> _Problem statement_:
In the data that follows, how many lines include the string "this"? Answer with the number alone.

> _Records for processing_:
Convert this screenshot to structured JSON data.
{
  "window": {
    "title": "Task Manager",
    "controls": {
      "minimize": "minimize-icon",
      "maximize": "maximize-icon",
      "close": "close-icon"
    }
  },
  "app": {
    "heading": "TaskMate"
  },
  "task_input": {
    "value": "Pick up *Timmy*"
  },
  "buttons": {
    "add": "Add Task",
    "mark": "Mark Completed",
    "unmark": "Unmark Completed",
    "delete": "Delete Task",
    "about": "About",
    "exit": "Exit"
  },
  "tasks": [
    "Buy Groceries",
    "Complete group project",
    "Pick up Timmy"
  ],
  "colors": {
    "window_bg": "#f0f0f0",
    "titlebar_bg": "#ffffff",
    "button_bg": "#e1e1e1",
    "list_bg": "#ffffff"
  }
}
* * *
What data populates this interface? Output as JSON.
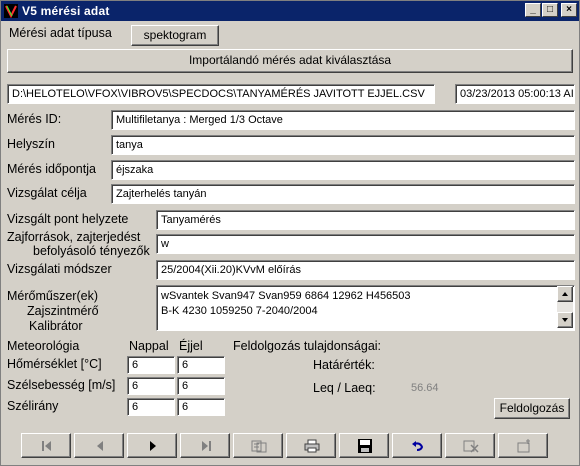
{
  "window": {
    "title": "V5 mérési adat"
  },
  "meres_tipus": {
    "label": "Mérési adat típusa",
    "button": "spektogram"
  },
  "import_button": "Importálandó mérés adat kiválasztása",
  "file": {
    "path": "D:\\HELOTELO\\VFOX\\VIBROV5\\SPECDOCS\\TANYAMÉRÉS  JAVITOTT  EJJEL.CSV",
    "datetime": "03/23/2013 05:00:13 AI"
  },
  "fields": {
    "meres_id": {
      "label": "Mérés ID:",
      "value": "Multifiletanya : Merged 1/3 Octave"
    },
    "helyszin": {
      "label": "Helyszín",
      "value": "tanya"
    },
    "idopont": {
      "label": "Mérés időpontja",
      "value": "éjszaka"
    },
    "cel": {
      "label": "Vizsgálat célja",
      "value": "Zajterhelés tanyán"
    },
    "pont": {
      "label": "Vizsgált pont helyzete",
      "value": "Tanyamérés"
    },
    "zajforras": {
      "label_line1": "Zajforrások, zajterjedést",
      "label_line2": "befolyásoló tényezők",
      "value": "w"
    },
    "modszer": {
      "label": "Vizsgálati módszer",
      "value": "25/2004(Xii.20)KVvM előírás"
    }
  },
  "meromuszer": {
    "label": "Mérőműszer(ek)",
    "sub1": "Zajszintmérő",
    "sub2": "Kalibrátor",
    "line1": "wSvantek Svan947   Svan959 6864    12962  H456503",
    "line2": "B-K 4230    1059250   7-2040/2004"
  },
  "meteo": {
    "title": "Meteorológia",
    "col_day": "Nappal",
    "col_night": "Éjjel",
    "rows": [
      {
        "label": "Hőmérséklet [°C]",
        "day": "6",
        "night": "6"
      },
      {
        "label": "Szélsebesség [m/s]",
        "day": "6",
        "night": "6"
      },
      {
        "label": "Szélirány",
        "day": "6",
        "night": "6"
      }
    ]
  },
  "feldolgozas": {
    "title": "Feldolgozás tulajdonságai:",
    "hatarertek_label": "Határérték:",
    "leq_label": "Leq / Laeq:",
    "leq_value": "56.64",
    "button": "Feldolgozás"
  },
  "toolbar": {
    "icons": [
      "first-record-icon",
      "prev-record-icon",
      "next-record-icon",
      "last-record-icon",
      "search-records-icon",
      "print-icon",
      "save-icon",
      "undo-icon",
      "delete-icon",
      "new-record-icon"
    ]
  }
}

> _The completed task_:
2